Of all the theatrical happenings in 2010, these moments remain near and dear to our Broadway-obsessed hearts:
Favorite Audience: First Preview of American Idiot
Riding a wave of positive buzz from its California tryout, American Idiot‘s first preview on Broadway lived up to the hype, and it wasn’t because of anything that happened on stage. The crowd was an overexcited mix of the most devoted Green Day and Broadway fans—a potent (and noisy) combination. Applause delayed the curtain (Green Day was in the crowd.) and stopped the show between songs. People were drunk, snapping photos, screaming throughout. Bewildered ushers tried, and failed, to get everyone to shut up, behave, and turn off their damn cell phones. It was something that Broadway doesn’t see very often: A party. And we’re sure that the show’s creators wouldn’t have had it any other way.
Favorite Farewell: The OBC of Hair
Andrew Kober cried in the middle of the show. There were like, 10 standing ovations. What could have been one of the saddest nights of the year ended up being one of its most transcendent. The beloved original cast of Hair peaced out in February before heading to London, and their last performance was a sentimental gushfest. It was also really great theater.
Favorite Show I Loved That Everyone Else Hated: Enron
It closed almost instantly, but Lucy Prebble’s play about the downfall of an American corporation left a big impression. With a towering performance from Norbert Leo Butz as CEO Jeff Skilling, eerie music, multimedia tricks, dinosaurs, and a lightsaber fight, it felt like bold, original theater. Plus, there was that legit crazy moment where where fictional VP Claudia Roe, played with bitchy verve by Marin Mazzie, wiped Skilling’s semen off her leg. It was the best WTF Broadway moment of the year, and was just one of the things that made Enron stand out amidst all the other dullsville dramas from 2010.
Finest Moment: The Lap-Dance
Oh, the lap dance. Never in my life have I been so completely overwhelmed inside a theater. Never in my life will I forget the moment hottie Ben Walker—okay, Andrew Jackson—pressed his crotch against me and straight-up dry humped my chest. After that I’d vote him President any day. Logical, I know. But then… that’s what made the lap-dance so genius. It encapsulates the point Timbers and Friedman were trying to make with Bloody Bloody Andrew Jackson in the first place—American Presidential Politics is more about what turns us on than what makes a good world leader.
Favorite Discovery: Vince Gatton
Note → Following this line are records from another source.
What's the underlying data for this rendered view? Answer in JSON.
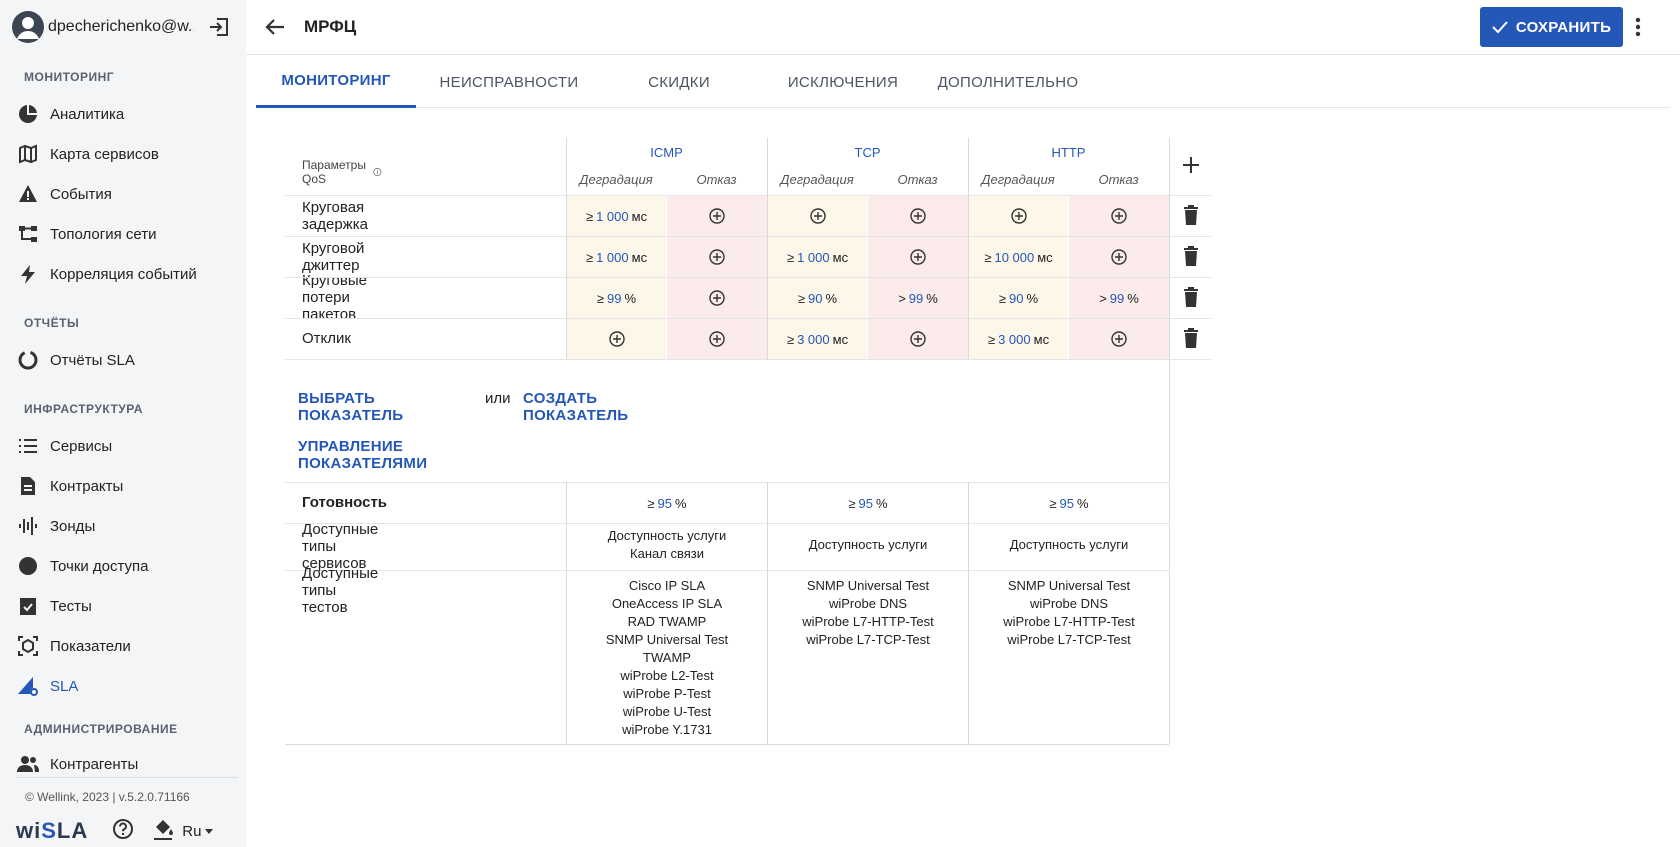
{
  "sidebar": {
    "user_email": "dpecherichenko@w...",
    "sections": [
      "МОНИТОРИНГ",
      "ОТЧЁТЫ",
      "ИНФРАСТРУКТУРА",
      "АДМИНИСТРИРОВАНИЕ"
    ],
    "items": [
      {
        "label": "Аналитика",
        "icon": "pie-chart-icon"
      },
      {
        "label": "Карта сервисов",
        "icon": "map-icon"
      },
      {
        "label": "События",
        "icon": "warning-icon"
      },
      {
        "label": "Топология сети",
        "icon": "topology-icon"
      },
      {
        "label": "Корреляция событий",
        "icon": "bolt-icon"
      },
      {
        "label": "Отчёты SLA",
        "icon": "report-icon"
      },
      {
        "label": "Сервисы",
        "icon": "list-icon"
      },
      {
        "label": "Контракты",
        "icon": "document-icon"
      },
      {
        "label": "Зонды",
        "icon": "probe-icon"
      },
      {
        "label": "Точки доступа",
        "icon": "circle-icon"
      },
      {
        "label": "Тесты",
        "icon": "checklist-icon"
      },
      {
        "label": "Показатели",
        "icon": "metrics-icon"
      },
      {
        "label": "SLA",
        "icon": "sla-icon"
      },
      {
        "label": "Контрагенты",
        "icon": "people-icon"
      }
    ],
    "copyright": "© Wellink, 2023 | v.5.2.0.71166",
    "logo": {
      "pre": "wi",
      "acc": "S",
      "post": "LA"
    },
    "language": "Ru"
  },
  "header": {
    "title": "МРФЦ",
    "save_label": "СОХРАНИТЬ"
  },
  "tabs": [
    "МОНИТОРИНГ",
    "НЕИСПРАВНОСТИ",
    "СКИДКИ",
    "ИСКЛЮЧЕНИЯ",
    "ДОПОЛНИТЕЛЬНО"
  ],
  "qos": {
    "params_label": "Параметры QoS",
    "groups": [
      "ICMP",
      "TCP",
      "HTTP"
    ],
    "sub_degr": "Деградация",
    "sub_fail": "Отказ",
    "rows": [
      {
        "label": "Круговая задержка",
        "cells": [
          [
            "≥",
            "1 000",
            "мс"
          ],
          null,
          null,
          null,
          null,
          null
        ]
      },
      {
        "label": "Круговой джиттер",
        "cells": [
          [
            "≥",
            "1 000",
            "мс"
          ],
          null,
          [
            "≥",
            "1 000",
            "мс"
          ],
          null,
          [
            "≥",
            "10 000",
            "мс"
          ],
          null
        ]
      },
      {
        "label": "Круговые потери пакетов",
        "cells": [
          [
            "≥",
            "99",
            "%"
          ],
          null,
          [
            "≥",
            "90",
            "%"
          ],
          [
            ">",
            "99",
            "%"
          ],
          [
            "≥",
            "90",
            "%"
          ],
          [
            ">",
            "99",
            "%"
          ]
        ]
      },
      {
        "label": "Отклик",
        "cells": [
          null,
          null,
          [
            "≥",
            "3 000",
            "мс"
          ],
          null,
          [
            "≥",
            "3 000",
            "мс"
          ],
          null
        ]
      }
    ],
    "select_metric": "ВЫБРАТЬ ПОКАЗАТЕЛЬ",
    "or": "или",
    "create_metric": "СОЗДАТЬ ПОКАЗАТЕЛЬ",
    "manage_metrics": "УПРАВЛЕНИЕ ПОКАЗАТЕЛЯМИ",
    "availability": {
      "label": "Готовность",
      "values": [
        [
          "≥",
          "95",
          "%"
        ],
        [
          "≥",
          "95",
          "%"
        ],
        [
          "≥",
          "95",
          "%"
        ]
      ]
    },
    "service_types": {
      "label": "Доступные типы сервисов",
      "values": [
        [
          "Доступность услуги",
          "Канал связи"
        ],
        [
          "Доступность услуги"
        ],
        [
          "Доступность услуги"
        ]
      ]
    },
    "test_types": {
      "label": "Доступные типы тестов",
      "values": [
        [
          "Cisco IP SLA",
          "OneAccess IP SLA",
          "RAD TWAMP",
          "SNMP Universal Test",
          "TWAMP",
          "wiProbe L2-Test",
          "wiProbe P-Test",
          "wiProbe U-Test",
          "wiProbe Y.1731"
        ],
        [
          "SNMP Universal Test",
          "wiProbe DNS",
          "wiProbe L7-HTTP-Test",
          "wiProbe L7-TCP-Test"
        ],
        [
          "SNMP Universal Test",
          "wiProbe DNS",
          "wiProbe L7-HTTP-Test",
          "wiProbe L7-TCP-Test"
        ]
      ]
    }
  }
}
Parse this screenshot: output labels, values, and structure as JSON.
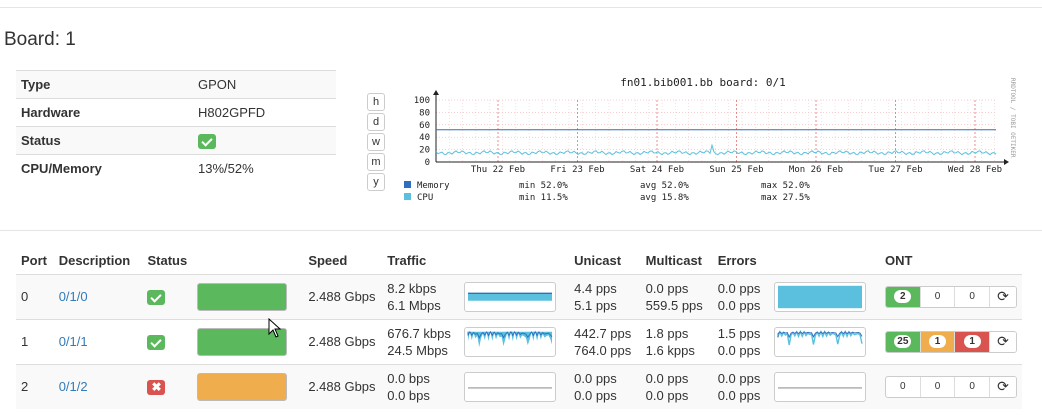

I went into The Temperamentals last spring with low expectations, motivated mostly by a desire to see Gavin Creel at the evening’s post-show talkback. I left the theater smarter—having learned all about the supremely important Henry Hay and the Mattachine Society—and totally captivated by the stupidly talented, handsome Vince Gatton. He only cemented my love with his performance in The Turn of the Screw and his witty Q&A. I’m a fan for life.
Favorite Thing that Wasn’t a Musical: GATZ
This probably should not have worked, even for me. 8+ hours of my life in a dark room at the end of a terrible week, listening to some dude read aloud a book I’ve already read? But work it did. I loved every single second of GATZ, from the first silent moments in that dingy office, to the moment Gary Wilmes suddenly embodied Tom Buchanan, the ecstatic paper tossing in Myrtle’s apartment, and the final perfectly-spoken words that fell from Scott Shepherd’s mouth. Perhaps the best part isn’t just that I loved the show. It’s that it reminded me of why I love books, and reading, and theater, and the city of New York too. That’s what I call return on investment.